Yellow General Worker Equipment operation, trench digging, loading/unloading
White Executives Personnel safety, delegation of duties, site management.
Safety Personnel
Blue Technical Personnel –Electricians, carpenters, etc. Wiring and electrical, plumbing, carpentry.
Brown High-heat environments/utility, e.g., welders Welding. Include features protecting from sparks, glare and welding debris.
Green Safety Inspectors Site and equipment inspection
New site personnel Safety equipment during familiarization, then assigned with appropriate color
Orange Any personnel requiring high visibility. Signal persons, traffic marshals, riggers, banksmen, etc.
Red Fire marshals Fire hazard safety, fire control and management.
Grey Visitors Site personnel are encouraged to give direction and hazard awareness to grey hard hat wearers.
Pink Forgetful personnel Pink hard hats are assigned to any personnel who forget their hard hats.

Risks of Not Wearing a Hard Hat

There are several negative implications of not wearing hard hats on any work sites posing potential head-injury hazards, not only for the wearer, but their employer and those around them. They are mainly focused on head injury, but can extend into:
  • Receiving a penalty from OSHA for a violation. Serious violation fines are $15,625, and willful or repeated violations can incur a $156,259 penalty.
  • Permanent head damage –and even death- from falls, collisions with stationary or moving objects, and impact from falling objects.
  • Bodily harm as a result of head injury such as whiplash, damaging the neck and resulting in paralysis.
  • Expensive lawsuits and hospital bills from the ailed/bereaved family.
  • Loss of reputation and risk of business closure from payment of remittances in fines and bills.
  • Risk of heat stroke from exposure to hot environmental conditions
It is important to carry out a hard hat inspection before equipping it for the task ahead. Check for cracks, holes, excess dirt, and deterioration, alerting the necessary personnel of any faults found.
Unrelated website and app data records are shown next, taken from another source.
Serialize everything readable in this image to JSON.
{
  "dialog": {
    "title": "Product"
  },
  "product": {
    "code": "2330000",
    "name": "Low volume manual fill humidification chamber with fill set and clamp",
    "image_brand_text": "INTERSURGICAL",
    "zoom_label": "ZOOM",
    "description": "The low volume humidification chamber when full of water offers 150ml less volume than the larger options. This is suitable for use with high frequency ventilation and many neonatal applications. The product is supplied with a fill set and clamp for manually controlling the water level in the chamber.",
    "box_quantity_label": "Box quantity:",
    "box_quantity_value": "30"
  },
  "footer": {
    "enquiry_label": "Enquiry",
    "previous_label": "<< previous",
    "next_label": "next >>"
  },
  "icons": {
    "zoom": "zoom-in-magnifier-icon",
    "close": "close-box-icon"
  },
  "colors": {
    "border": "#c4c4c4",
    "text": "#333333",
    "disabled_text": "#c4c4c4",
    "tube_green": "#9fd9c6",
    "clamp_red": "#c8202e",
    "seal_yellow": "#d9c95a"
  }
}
Safety and Personal Protective Equipment Training

Hard hats make up for a small part of protective equipment in the work site. Most other safety equipment requires training for its proper use. Let Total Equipment Training come in and provide you and your team with experienced guidance on safety equipment utility, and thorough, qualitative inspection services. Their skilled team of industry experts, and up-to-date curriculums in their training programs will improve safety standards by bounds, while maintaining OSHA compliance. Reach out to TET today for a consultation and pick the program they will tailor to your needs.

Barb Fullman- CEO of Total Equipment Training
About the Author
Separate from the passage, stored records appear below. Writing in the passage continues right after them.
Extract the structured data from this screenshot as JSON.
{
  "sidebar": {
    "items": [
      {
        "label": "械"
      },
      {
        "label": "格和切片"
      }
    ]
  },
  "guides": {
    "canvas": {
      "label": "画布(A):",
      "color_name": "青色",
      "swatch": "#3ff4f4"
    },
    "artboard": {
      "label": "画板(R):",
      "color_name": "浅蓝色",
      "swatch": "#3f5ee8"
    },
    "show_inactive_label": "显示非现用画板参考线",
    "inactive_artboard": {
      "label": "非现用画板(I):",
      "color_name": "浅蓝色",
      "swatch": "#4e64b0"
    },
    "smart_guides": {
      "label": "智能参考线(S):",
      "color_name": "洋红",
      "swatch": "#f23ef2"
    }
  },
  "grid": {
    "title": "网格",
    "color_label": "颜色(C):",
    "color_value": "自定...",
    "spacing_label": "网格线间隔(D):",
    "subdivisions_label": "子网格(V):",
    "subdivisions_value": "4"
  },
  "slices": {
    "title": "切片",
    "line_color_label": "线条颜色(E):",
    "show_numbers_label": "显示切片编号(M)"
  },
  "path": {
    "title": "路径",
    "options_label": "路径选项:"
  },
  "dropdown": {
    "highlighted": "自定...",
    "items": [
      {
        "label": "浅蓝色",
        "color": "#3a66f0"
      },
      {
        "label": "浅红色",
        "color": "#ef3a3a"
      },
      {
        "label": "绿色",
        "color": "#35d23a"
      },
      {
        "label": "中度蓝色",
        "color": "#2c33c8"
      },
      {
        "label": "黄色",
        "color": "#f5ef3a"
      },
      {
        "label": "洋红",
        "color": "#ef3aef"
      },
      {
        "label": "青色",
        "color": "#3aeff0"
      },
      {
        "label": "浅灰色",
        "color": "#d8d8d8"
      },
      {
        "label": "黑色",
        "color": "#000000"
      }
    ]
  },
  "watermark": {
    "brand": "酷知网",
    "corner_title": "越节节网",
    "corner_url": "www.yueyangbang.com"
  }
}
As the owner of Total Equipment Training, Barb Fullman has been an active contributor to the heavy equipment training industry for over 23 years. Barb, a Penn State University graduate, is recognized as the highest ranking women-owned heavy equipment training business in the US. As a leading authority and provider of heavy equipment training, training manuals and tests based on OSHA Standards and Regulations, Total Equipment Trainings’ client list is composed of most of the Fortune 1000 companies focusing on energy, construction, heavy highway, and manufacturing.
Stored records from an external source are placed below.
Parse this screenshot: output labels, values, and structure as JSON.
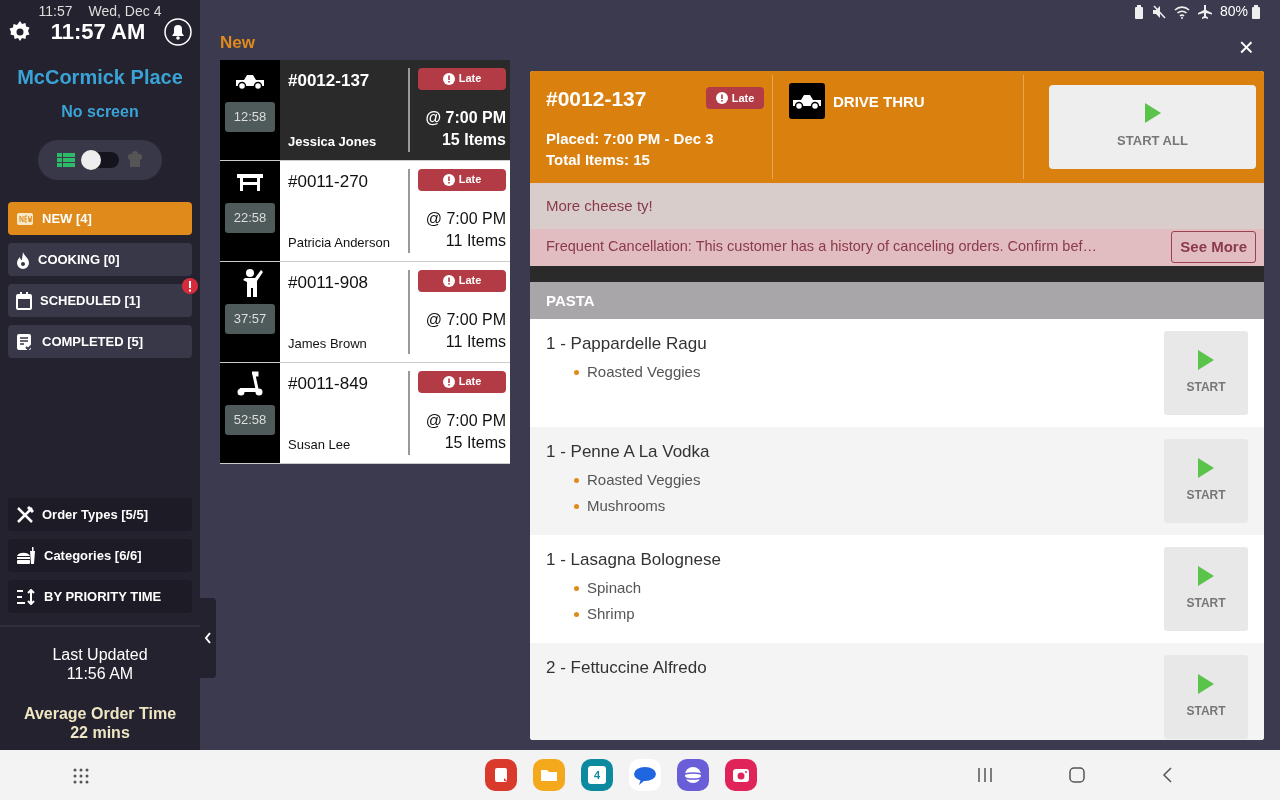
{
  "status_bar": {
    "time": "11:57",
    "date": "Wed, Dec 4",
    "battery": "80%"
  },
  "header": {
    "clock": "11:57 AM",
    "location": "McCormick Place",
    "screen": "No screen",
    "view_toggle": {
      "on": false
    }
  },
  "nav": [
    {
      "kind": "new",
      "label": "NEW [4]",
      "selected": true,
      "alert": false
    },
    {
      "kind": "cooking",
      "label": "COOKING [0]",
      "selected": false,
      "alert": false
    },
    {
      "kind": "scheduled",
      "label": "SCHEDULED [1]",
      "selected": false,
      "alert": true
    },
    {
      "kind": "completed",
      "label": "COMPLETED [5]",
      "selected": false,
      "alert": false
    }
  ],
  "filters": [
    {
      "kind": "order-types",
      "label": "Order Types [5/5]"
    },
    {
      "kind": "categories",
      "label": "Categories [6/6]"
    },
    {
      "kind": "sort",
      "label": "BY PRIORITY TIME"
    }
  ],
  "footer": {
    "last_updated_label": "Last Updated",
    "last_updated_time": "11:56 AM",
    "average_label": "Average Order Time",
    "average_value": "22 mins"
  },
  "column_title": "New",
  "orders": [
    {
      "kind": "car",
      "timer": "12:58",
      "number": "#0012-137",
      "customer": "Jessica Jones",
      "badge": "Late",
      "time": "@ 7:00 PM",
      "items": "15 Items",
      "selected": true
    },
    {
      "kind": "table",
      "timer": "22:58",
      "number": "#0011-270",
      "customer": "Patricia Anderson",
      "badge": "Late",
      "time": "@ 7:00 PM",
      "items": "11 Items",
      "selected": false
    },
    {
      "kind": "walk-in",
      "timer": "37:57",
      "number": "#0011-908",
      "customer": "James Brown",
      "badge": "Late",
      "time": "@ 7:00 PM",
      "items": "11 Items",
      "selected": false
    },
    {
      "kind": "scooter",
      "timer": "52:58",
      "number": "#0011-849",
      "customer": "Susan Lee",
      "badge": "Late",
      "time": "@ 7:00 PM",
      "items": "15 Items",
      "selected": false
    }
  ],
  "detail": {
    "close": "×",
    "number": "#0012-137",
    "badge": "Late",
    "placed": "Placed: 7:00 PM - Dec 3",
    "total": "Total Items: 15",
    "order_type": "DRIVE THRU",
    "start_all": "START ALL",
    "note": "More cheese ty!",
    "warning": "Frequent Cancellation: This customer has a history of canceling orders. Confirm bef…",
    "see_more": "See More",
    "category": "PASTA",
    "items": [
      {
        "name": "1 - Pappardelle Ragu",
        "modifiers": [
          "Roasted Veggies"
        ],
        "button": "START"
      },
      {
        "name": "1 - Penne A La Vodka",
        "modifiers": [
          "Roasted Veggies",
          "Mushrooms"
        ],
        "button": "START"
      },
      {
        "name": "1 - Lasagna Bolognese",
        "modifiers": [
          "Spinach",
          "Shrimp"
        ],
        "button": "START"
      },
      {
        "name": "2 - Fettuccine Alfredo",
        "button": "START"
      }
    ]
  },
  "dock": {
    "calendar_day": "4"
  }
}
Barb’s motto is “Stay safe, stay up to date”. She is committed to up-to-date & technically correct training, whether it is via in-person or through our library of online heavy equipment resources. With over 50 OSHA qualifying training topics to choose from with TET, the most popular heavy equipment training subjects are mobile cranes, NCCCO, all “dirt equipment”, rigging, crane inspections, and train-the-trainer.